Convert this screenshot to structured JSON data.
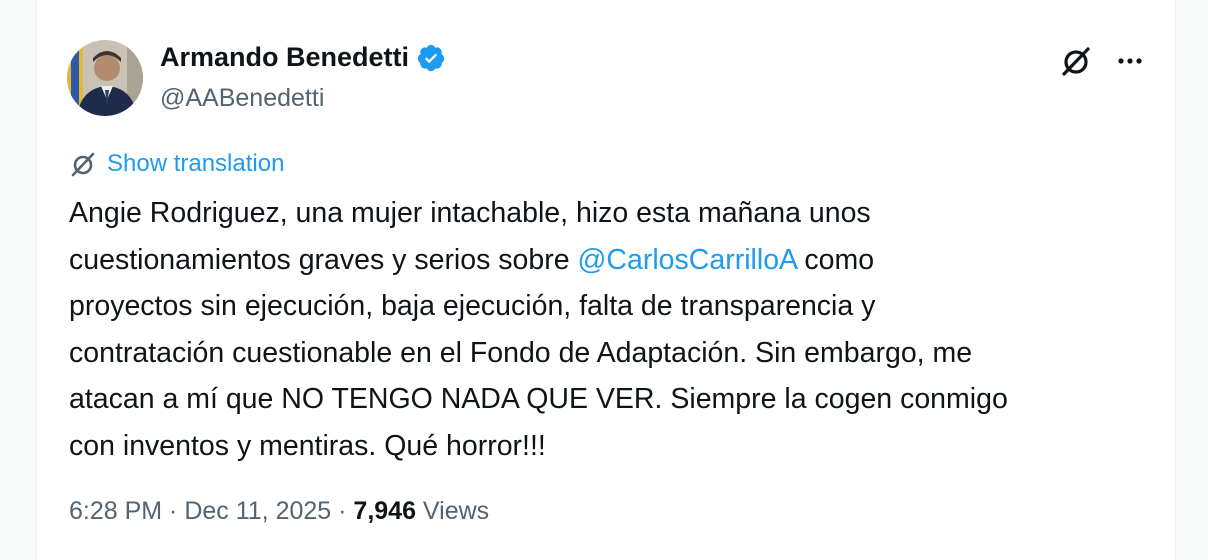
{
  "author": {
    "display_name": "Armando Benedetti",
    "handle": "@AABenedetti",
    "verified": true
  },
  "translation": {
    "label": "Show translation"
  },
  "tweet": {
    "line_1": "Angie Rodriguez, una mujer intachable, hizo esta mañana unos",
    "line_2_before": "cuestionamientos graves y serios sobre ",
    "mention": "@CarlosCarrilloA",
    "line_2_after": " como",
    "line_3": "proyectos sin ejecución, baja ejecución, falta de transparencia y",
    "line_4": "contratación cuestionable en el Fondo de Adaptación. Sin embargo, me",
    "line_5": "atacan a mí que NO TENGO NADA QUE VER. Siempre la cogen conmigo",
    "line_6": "con inventos y mentiras. Qué horror!!!"
  },
  "meta": {
    "time": "6:28 PM",
    "separator": " · ",
    "date": "Dec 11, 2025",
    "views_count": "7,946",
    "views_label": " Views"
  },
  "icons": {
    "verified": "verified-badge-icon",
    "grok": "grok-icon",
    "more": "more-options-icon",
    "translate": "translate-icon"
  },
  "colors": {
    "accent": "#1d9bf0",
    "text": "#0f1419",
    "secondary": "#536471"
  }
}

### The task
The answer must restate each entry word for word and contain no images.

### Finished exercise
Convert this screenshot to structured JSON data.
{
  "author": {
    "display_name": "Armando Benedetti",
    "handle": "@AABenedetti",
    "verified": true
  },
  "translation": {
    "label": "Show translation"
  },
  "tweet": {
    "line_1": "Angie Rodriguez, una mujer intachable, hizo esta mañana unos",
    "line_2_before": "cuestionamientos graves y serios sobre ",
    "mention": "@CarlosCarrilloA",
    "line_2_after": " como",
    "line_3": "proyectos sin ejecución, baja ejecución, falta de transparencia y",
    "line_4": "contratación cuestionable en el Fondo de Adaptación. Sin embargo, me",
    "line_5": "atacan a mí que NO TENGO NADA QUE VER. Siempre la cogen conmigo",
    "line_6": "con inventos y mentiras. Qué horror!!!"
  },
  "meta": {
    "time": "6:28 PM",
    "separator": " · ",
    "date": "Dec 11, 2025",
    "views_count": "7,946",
    "views_label": " Views"
  },
  "icons": {
    "verified": "verified-badge-icon",
    "grok": "grok-icon",
    "more": "more-options-icon",
    "translate": "translate-icon"
  },
  "colors": {
    "accent": "#1d9bf0",
    "text": "#0f1419",
    "secondary": "#536471"
  }
}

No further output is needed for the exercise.